The menace of scammers on Twitter
Lots of other businesses have been taken over by these scammers for fraudulent purposes. Some include a record label and a book publisher. The mode of operation is hijacking verified accounts with thousands of followers and then changing the profile picture and name to impersonate Musk. They use other verified accounts to claim they have received the crypto. They then ask users to send some bitcoins to a particular address to be eligible.
A spokeswoman for Capgemini, one of the hijacked accounts, said in a statement,
“We are aware that a number of Twitter accounts at various organizations have been impacted by this scam and the Capgemini Australia account was among them. It’s in the process of being restored, and no Capgemini client operations have been adversely impacted,”
Also, it appears that these scammers are buying ads through Twitter to promote tweets to other users.
James P. Lloyd tweeted about the Capgemini hack and said it was being used to promote tweets representing Elon Musk.
Other Twitter users expressed shock that the social network allowed such tweets to continue.
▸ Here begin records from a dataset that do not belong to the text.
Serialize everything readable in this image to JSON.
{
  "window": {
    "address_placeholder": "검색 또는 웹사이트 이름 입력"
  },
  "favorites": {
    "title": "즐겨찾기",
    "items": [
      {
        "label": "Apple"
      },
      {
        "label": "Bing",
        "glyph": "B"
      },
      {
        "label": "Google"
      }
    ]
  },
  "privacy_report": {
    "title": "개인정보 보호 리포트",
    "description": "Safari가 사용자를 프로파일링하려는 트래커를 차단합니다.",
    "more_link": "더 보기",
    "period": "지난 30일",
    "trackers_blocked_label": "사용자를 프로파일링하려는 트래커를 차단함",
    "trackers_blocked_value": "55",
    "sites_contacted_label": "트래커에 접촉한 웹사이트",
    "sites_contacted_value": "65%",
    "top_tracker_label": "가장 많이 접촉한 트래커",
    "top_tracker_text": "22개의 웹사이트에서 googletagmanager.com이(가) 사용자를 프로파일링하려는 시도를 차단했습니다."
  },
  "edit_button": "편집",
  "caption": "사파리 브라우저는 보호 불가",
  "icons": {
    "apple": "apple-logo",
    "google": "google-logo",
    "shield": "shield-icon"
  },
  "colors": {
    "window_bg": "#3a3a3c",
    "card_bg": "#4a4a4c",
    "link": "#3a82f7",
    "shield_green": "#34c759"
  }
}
Katie Collins tweeted,
“One of those promoted fake Elon Musk bitcoin tweets from a verified account just appeared on my timeline. Hey @jack, are you anywhere close to cracking this scam?”
Several Twitter users have been duped by such scams. Recently, @PantheonBooks, one hacked account scammed users of about $180,000 worth of BTC.
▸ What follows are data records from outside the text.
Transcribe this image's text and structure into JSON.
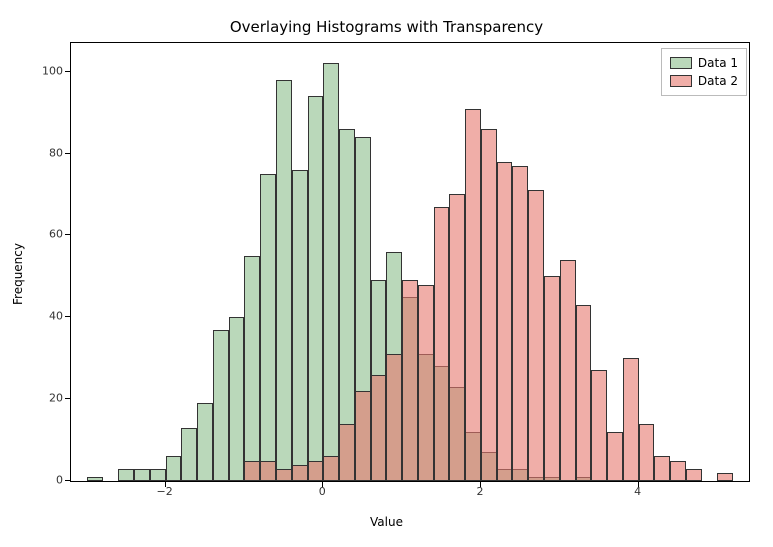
{
  "chart_data": {
    "type": "bar",
    "title": "Overlaying Histograms with Transparency",
    "xlabel": "Value",
    "ylabel": "Frequency",
    "xlim": [
      -3.2,
      5.4
    ],
    "ylim": [
      0,
      107
    ],
    "xticks": [
      -2,
      0,
      2,
      4
    ],
    "yticks": [
      0,
      20,
      40,
      60,
      80,
      100
    ],
    "bins_d1": {
      "start": -3.0,
      "width": 0.2,
      "values": [
        1,
        0,
        3,
        3,
        3,
        6,
        13,
        19,
        37,
        40,
        55,
        75,
        98,
        76,
        94,
        102,
        86,
        84,
        49,
        56,
        45,
        31,
        28,
        23,
        12,
        7,
        3,
        3,
        1,
        1,
        0,
        1
      ]
    },
    "bins_d2": {
      "start": -1.0,
      "width": 0.2,
      "values": [
        5,
        5,
        3,
        4,
        5,
        6,
        14,
        22,
        26,
        31,
        49,
        48,
        67,
        70,
        91,
        86,
        78,
        77,
        71,
        50,
        54,
        43,
        27,
        12,
        30,
        14,
        6,
        5,
        3,
        0,
        2
      ]
    },
    "series": [
      {
        "name": "Data 1",
        "color": "rgba(140,190,140,0.6)"
      },
      {
        "name": "Data 2",
        "color": "rgba(230,120,110,0.6)"
      }
    ],
    "legend_position": "upper right"
  }
}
In a statement, the spokesperson for Twitter said that impersonation of other users is against the rules of the social network. Also, the social media site has been improving how it handles such cryptocurrency scams.
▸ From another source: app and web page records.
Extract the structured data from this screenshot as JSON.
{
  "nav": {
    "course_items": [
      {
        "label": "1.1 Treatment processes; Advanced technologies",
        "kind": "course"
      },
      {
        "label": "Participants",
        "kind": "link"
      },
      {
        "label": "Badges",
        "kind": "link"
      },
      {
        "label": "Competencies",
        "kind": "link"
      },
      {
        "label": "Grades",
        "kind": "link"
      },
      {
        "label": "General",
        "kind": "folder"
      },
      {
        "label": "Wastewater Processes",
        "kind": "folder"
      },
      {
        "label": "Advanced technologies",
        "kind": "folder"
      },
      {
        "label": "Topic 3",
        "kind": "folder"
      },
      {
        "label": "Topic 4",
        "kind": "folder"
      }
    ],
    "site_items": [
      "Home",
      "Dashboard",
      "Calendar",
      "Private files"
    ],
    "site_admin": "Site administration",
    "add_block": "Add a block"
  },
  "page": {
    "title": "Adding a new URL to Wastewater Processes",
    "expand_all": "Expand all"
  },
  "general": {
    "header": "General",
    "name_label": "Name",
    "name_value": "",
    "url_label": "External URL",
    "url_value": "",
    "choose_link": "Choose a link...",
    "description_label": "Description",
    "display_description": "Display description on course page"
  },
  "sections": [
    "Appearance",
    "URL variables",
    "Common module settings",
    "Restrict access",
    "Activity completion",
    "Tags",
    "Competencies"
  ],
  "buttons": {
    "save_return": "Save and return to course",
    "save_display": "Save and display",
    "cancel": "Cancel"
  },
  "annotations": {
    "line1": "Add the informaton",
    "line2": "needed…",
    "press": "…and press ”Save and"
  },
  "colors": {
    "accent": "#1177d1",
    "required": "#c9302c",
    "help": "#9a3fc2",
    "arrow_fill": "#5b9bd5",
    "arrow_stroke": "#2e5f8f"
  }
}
Twitter believes that the number of fake giveaways and tweets have reduced drastically. In a statement, the spokesperson said,
“Scammers are constantly changing their methods, and it’s our job to stay on top of their movements, observe their actions and work to stay one step ahead. In most cases, our enforcement teams are detecting this activity and taking these down before they’re reported,”
Protect your account from scammers
Users on Twitter can secure their accounts by adding an extra layer of security. The company recommended that users secure their accounts with a two-factor authentication. Also, users can avoid taking part in such unverified scams. It is safer to do some research before taking part in any crypto giveaway.